I’m told that the entire grandparent world revolves around their grandkids, and perhaps never more so than at Christmas. I remember one when grandma visited. I remember because she gave me my first skateboard, a present I treasured for years. Nope, no socks from grandma. 

Grandparents and grandaughter


Well, did Jesus have grandparents? It’s hard to say. But we know that he had a grandfather, his name was Jacob. From Matthew 1:16:

“Jacob the father of Joseph, the husband of Mary, of whom was born Jesus”

Jesus had a grandfather, and although I’m just speculating, it’s reasonable that he had a grandmother, and perhaps grandparents on his mother’s side as well. I like to think that Jesus grew up with grandparents who were connected with him and a big part of his life. 


Well, his grandparents didn’t celebrate Christmas. There wasn’t a beautifully decorated tree, or candles, or a little wooden box with a little wooden baby. There weren’t any stockings hanging from the fire place and there wasn’t any eggnog. 

grandfather and grandson at Christmas

Obviously, the celebration of “Christmas” was way off in the future. His birth would be globally observed, but not then. On his birthday, Jesus’ parents weren’t celebrating with brightly wrapped gifts and the grandparents may not have been able to visit. Why? Because Mary and Joseph were not in their Nazareth home to be surrounded by adoring family. They were hiding in Egypt and striving mightily to keep him alive.

From Mathew 1:13

“Take the child and his mother and escape to Egypt. Stay there until I tell you, for Herod is going to search for the child to kill him”


Is there anything better than a house full of family on Christmas? Anything more enriching than a house full of love and holiday warmth? But for the first few years our little messianic family were probably separated from their family.

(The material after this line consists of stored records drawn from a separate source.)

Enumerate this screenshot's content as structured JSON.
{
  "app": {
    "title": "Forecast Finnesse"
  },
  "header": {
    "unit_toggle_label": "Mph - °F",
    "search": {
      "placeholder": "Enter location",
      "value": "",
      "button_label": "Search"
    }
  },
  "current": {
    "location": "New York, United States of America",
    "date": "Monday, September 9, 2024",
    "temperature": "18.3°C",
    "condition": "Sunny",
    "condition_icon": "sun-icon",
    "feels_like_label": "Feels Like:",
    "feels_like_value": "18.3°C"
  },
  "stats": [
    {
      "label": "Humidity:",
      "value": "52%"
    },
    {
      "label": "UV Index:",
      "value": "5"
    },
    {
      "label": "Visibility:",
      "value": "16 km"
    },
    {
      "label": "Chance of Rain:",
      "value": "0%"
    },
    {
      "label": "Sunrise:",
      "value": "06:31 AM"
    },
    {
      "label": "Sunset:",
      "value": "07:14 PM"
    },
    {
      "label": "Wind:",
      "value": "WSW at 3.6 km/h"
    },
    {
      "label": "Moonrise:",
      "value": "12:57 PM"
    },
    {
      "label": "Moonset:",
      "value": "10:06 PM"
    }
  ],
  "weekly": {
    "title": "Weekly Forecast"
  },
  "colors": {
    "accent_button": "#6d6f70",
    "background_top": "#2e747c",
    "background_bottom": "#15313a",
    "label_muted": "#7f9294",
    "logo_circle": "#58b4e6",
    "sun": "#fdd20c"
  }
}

Can you imagine them huddled together; loving, caring and alone. 

I think Darlene was right, nobody wants to be alone on Christmas.

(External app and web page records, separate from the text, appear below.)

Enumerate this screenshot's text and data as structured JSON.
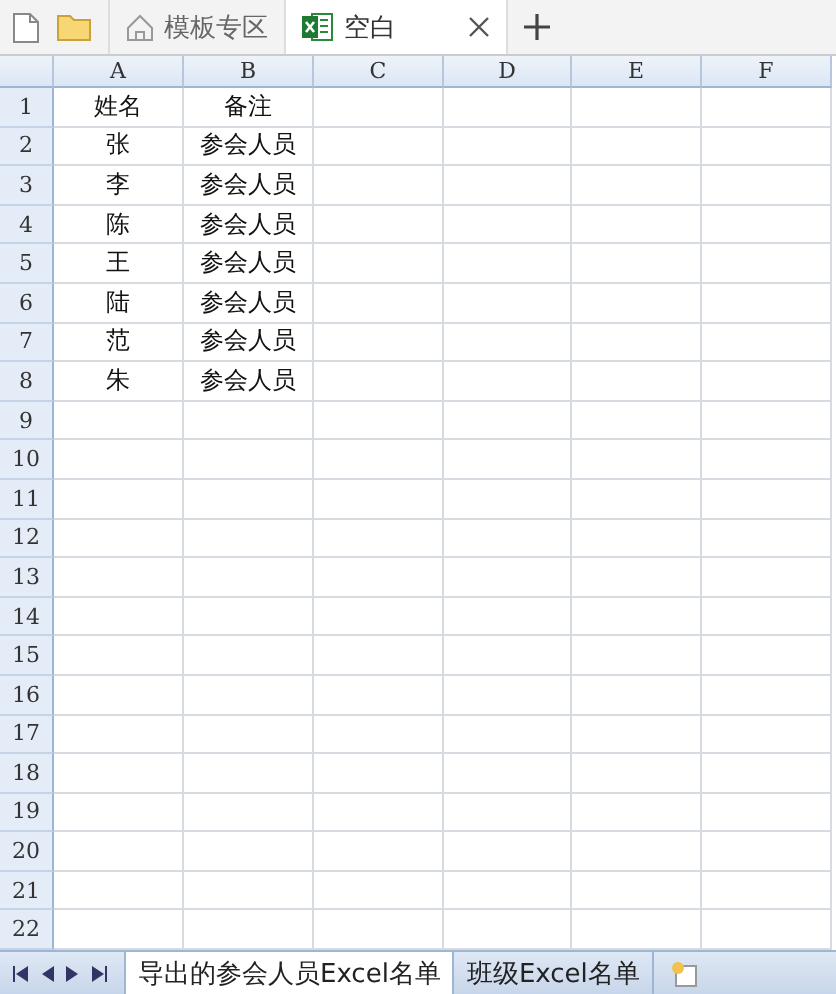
{
  "tabs": [
    {
      "label": "模板专区",
      "kind": "home",
      "selected": false
    },
    {
      "label": "空白",
      "kind": "sheet",
      "selected": true
    }
  ],
  "sheet": {
    "columns": [
      "A",
      "B",
      "C",
      "D",
      "E",
      "F"
    ],
    "rows": [
      {
        "number": "1",
        "cells": [
          "姓名",
          "备注"
        ]
      },
      {
        "number": "2",
        "cells": [
          "张",
          "参会人员"
        ]
      },
      {
        "number": "3",
        "cells": [
          "李",
          "参会人员"
        ]
      },
      {
        "number": "4",
        "cells": [
          "陈",
          "参会人员"
        ]
      },
      {
        "number": "5",
        "cells": [
          "王",
          "参会人员"
        ]
      },
      {
        "number": "6",
        "cells": [
          "陆",
          "参会人员"
        ]
      },
      {
        "number": "7",
        "cells": [
          "范",
          "参会人员"
        ]
      },
      {
        "number": "8",
        "cells": [
          "朱",
          "参会人员"
        ]
      },
      {
        "number": "9",
        "cells": []
      },
      {
        "number": "10",
        "cells": []
      },
      {
        "number": "11",
        "cells": []
      },
      {
        "number": "12",
        "cells": []
      },
      {
        "number": "13",
        "cells": []
      },
      {
        "number": "14",
        "cells": []
      },
      {
        "number": "15",
        "cells": []
      },
      {
        "number": "16",
        "cells": []
      },
      {
        "number": "17",
        "cells": []
      },
      {
        "number": "18",
        "cells": []
      },
      {
        "number": "19",
        "cells": []
      },
      {
        "number": "20",
        "cells": []
      },
      {
        "number": "21",
        "cells": []
      },
      {
        "number": "22",
        "cells": []
      }
    ]
  },
  "sheet_tabs": [
    {
      "label": "导出的参会人员Excel名单",
      "selected": true
    },
    {
      "label": "班级Excel名单",
      "selected": false
    }
  ]
}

Merry Christmas

There’s No Place Like Home!

Day Three: The Twelve Days of Christmas


The Wizard of Oz is one of my favorite movies. I’m guessing you’ve either seen or heard of it. The film has an iconic phrase that Dorothy, the main character, repeated three times so she could get back to her family in Kansas: 

“There’s No Place Like Home”


In 1958 my Air Force father received orders for England, so off we went. I was just a toddler and don’t remember much. But what I do remember is how excited we were when it was time to go back. Why? Because:

“There’s no place like home.”


Nazareth was Mary and Joseph’s ancestral home and it would be home for Jesus too, but not in the beginning. It would take a couple of years to get there. We know that he wasn’t born there, but in the small village of Bethlehem. Not long after his birth they escaped to Egypt to flee from King Herod’s intent to murder their infant son, the new King of Kings. 



The strategy was to get out of Palestine and away from Herod’s clutches. But Egypt? I wonder how Joseph made a living? Did he speak Egyptian? Did they live off the treasures presented by the Magi? Was there a Jewish community, or a Synagogue? Could the grandparents visit? Hiding in Egypt must have been scary, difficult and lonely. But when it was safe, they returned to their family home in Nazareth, and so Jesus would be known as, “The Nazarene.”


The world needed him to die, to be sacrificed, but not as an infant and not in Egypt, Bethlehem, or Nazareth. At the right time it would happen in Jerusalem. But until then, Jesus was protected by two courageous people of faith who loved and cared for him.

Thank you Mary and Joseph.


At the right time Jesus died for us. He died because he came to die, he was born to die. In this holiday season we give thanks and praise for Emmanuel, our God who came near. For like Jesus in Egypt, this world is not our home.

Dorothy was right, “There’s no place like home.”

Merry Christmas